Review: Mudbound
Review: Three Billboards Outside Ebbing, Missouri
Mainstream Chick with Greta Gerwig @Middleburg

Currently browsing the "Korean" category.

Review: The Villainess (AK-NYEO)

If you’re looking for some bloody violence, this is the movie for you! The opening sequence alone has a higher body count than even Tarantino’s most epic movie. A woman (Sook-hee- unseen until the end of the fighting) goes into a building and hall by hall, room by room, kills every single man in the place. They’re shooting and knifing and martial arting at her, too, but she’s just a better bad-ass than any of them. And at the end she walks out covered in blood ready to be arrested by the waiting police. The next thing she knows, she wakes up in some shady off-book South Korean Intelligence agency’s secret facility, and she’s told they’re going to train her, use her for various nefarious undercover ops, and after ten years she’ll have her freedom back. Or they can kill her. She goes for option one.

Quickie Reviews: The Glass Castle; Wind River; The Fencer; A Taxi Driver

I’m generally a fan of (or maybe a sucker for) movies based on real people and events, so that could be why I had a pretty good week at the movies with two mainstream dramas and two foreign films. First up: The Glass Castle, based on Jeannette Walls’s best-selling memoir about her unconventional upbringing and coming to terms with the complexities of her relationship with her dysfunctional parents and remarkably normal siblings. The film features a stellar cast that includes Brie Larson (Room), Chandler Head and Ella Anderson as Jeannette (through the years), Woody Harrelson as her fundamentally flawed but occasionally well-meaning father, and Naomi Watts as her eccentric artist mother. The parents are the types to define homelessness and squatting as a ‘lifestyle choice’. I haven’t read the book, but those around me who did seemed satisfied with the way the film played out. Others, however, (while still acknowledging the strong performances) criticized the movie for glamorizing or romanticizing what they saw as dangerous, irresponsible and often cruel parenting.
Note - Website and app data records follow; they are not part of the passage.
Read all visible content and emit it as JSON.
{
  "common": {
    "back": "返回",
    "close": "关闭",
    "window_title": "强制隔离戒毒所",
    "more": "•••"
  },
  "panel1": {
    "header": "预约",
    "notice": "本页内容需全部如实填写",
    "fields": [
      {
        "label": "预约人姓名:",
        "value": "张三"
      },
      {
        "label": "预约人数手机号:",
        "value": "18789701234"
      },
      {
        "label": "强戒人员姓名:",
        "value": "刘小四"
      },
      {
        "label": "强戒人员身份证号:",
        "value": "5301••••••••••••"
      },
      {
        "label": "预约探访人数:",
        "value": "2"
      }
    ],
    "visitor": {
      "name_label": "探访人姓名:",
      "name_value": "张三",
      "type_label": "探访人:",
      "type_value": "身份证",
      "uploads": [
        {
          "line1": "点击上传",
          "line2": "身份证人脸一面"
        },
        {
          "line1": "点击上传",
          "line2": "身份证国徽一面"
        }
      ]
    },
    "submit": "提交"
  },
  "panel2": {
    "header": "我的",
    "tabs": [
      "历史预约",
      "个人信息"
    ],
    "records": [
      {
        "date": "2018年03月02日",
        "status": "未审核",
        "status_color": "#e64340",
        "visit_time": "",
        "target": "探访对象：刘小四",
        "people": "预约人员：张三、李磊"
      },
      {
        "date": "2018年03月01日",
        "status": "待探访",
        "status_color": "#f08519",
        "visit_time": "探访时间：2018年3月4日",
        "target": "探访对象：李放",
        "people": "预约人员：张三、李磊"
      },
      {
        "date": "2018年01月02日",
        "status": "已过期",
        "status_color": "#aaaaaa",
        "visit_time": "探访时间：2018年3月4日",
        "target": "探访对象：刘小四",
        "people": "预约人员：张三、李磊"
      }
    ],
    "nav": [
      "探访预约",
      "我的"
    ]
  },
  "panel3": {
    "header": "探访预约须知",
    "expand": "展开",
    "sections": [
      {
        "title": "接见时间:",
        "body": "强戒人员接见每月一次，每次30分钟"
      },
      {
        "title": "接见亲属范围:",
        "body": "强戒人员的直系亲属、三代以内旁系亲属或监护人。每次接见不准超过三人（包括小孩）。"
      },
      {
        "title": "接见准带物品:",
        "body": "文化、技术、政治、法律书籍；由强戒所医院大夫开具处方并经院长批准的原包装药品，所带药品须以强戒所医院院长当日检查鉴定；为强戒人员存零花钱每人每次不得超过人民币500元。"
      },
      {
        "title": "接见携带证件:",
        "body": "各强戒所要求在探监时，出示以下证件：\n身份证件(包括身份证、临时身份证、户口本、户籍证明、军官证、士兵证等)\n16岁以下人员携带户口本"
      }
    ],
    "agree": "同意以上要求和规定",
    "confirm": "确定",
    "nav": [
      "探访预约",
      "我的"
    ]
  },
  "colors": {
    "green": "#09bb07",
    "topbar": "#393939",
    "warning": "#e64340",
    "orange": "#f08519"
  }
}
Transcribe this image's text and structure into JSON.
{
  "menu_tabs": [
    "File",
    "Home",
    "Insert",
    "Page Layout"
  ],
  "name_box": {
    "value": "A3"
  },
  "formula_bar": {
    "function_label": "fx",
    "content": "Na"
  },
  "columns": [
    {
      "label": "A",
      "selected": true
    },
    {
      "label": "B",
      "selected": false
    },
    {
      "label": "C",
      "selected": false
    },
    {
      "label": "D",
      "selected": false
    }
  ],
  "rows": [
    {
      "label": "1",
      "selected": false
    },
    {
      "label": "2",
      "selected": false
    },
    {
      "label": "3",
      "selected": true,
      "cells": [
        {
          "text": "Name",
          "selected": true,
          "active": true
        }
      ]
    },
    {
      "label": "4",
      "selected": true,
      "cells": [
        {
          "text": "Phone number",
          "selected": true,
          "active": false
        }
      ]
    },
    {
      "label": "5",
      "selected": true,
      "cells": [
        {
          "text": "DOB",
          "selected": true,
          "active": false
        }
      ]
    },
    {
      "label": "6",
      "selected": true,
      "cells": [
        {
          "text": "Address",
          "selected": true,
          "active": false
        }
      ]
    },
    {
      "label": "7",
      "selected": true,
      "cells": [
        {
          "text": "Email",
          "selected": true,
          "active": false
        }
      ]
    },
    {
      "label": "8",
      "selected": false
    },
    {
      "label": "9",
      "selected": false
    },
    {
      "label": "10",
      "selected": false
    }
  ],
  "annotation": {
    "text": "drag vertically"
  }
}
I thought it walked the line fairly well, in much the same way as last year’s well-received indie Captain Fantastic.

Review: Okja

In his audacious new film, Bong Joon Ho (Mother, Snowpiercer) pits a little Korean girl and her beloved super-pig against a corporate food mogul (Tilda Swinton). Okja is the name of a giant pig hybrid that little Mija (Seo-hyeon Ahn) has brought up for ten years high in the mountains of South Korea. That Okja is a GMO experiment makes no difference to her. He’s just her enormously fun pet. And in the opening scenes of the film, they do have big fun. But when the owner of the pig sends an envoy to give Mija’s grandpa a prize for best pig and decides to take Okja back to the US, Mija isn’t having it. She’s out to save her best friend. It’s wacky and the second half doesn’t entirely work, but at its heart it’s a sweet story of a girl and her super-pig.

The Handmaiden

Korean director Chan-wook Park’s (Oldboy) latest film The Handmaiden is an amazing adult thriller. It is twisty and erotic and romantic and funny and utterly surprising. And very hard to review because the many plot twists that make it so fun to watch have to be kept secret. No spoilers here. It is reminiscent of The Grifters or Sleuth with people trying to con one another from start to finish, and the audience’s assumptions proved wrong again and again. At its center is the story of a con artist The Count (Ha Jung-woo) who finds a job for one of his minions, pretty young Sookee (Tae-ri Kim), as the handmaid to a very rich and very attractive young Japanese woman Lady Hidekowith (Min-hee Kim) with the aim of his seducing and marrying her for her fortune. But needless to say, it doesn’t go exactly as planned.

Mother (Madeo)

Let me start by saying, I really liked this film. In this wonderful Korean thriller, the central character is a single Mother (never named) played with infinite layers by the amazing Hye-ja Kim. Mother works in an herb store and gives illegal acupuncture treatments on the side. As the film begins she is in her shop keeping watch on her 27-year-old son, Do-joon who is hanging out across the street with his much hipper friend Jin-tae. Do-joon is not right in the head; he is forgetful, possibly retarded, and seems to spend most of his time running around getting into trouble. In this first scene, he steps into the street and is grazed by a car, causing his friend to vow revenge on the rich guys who did it and this one moment spins out of control coloring the rest of the film.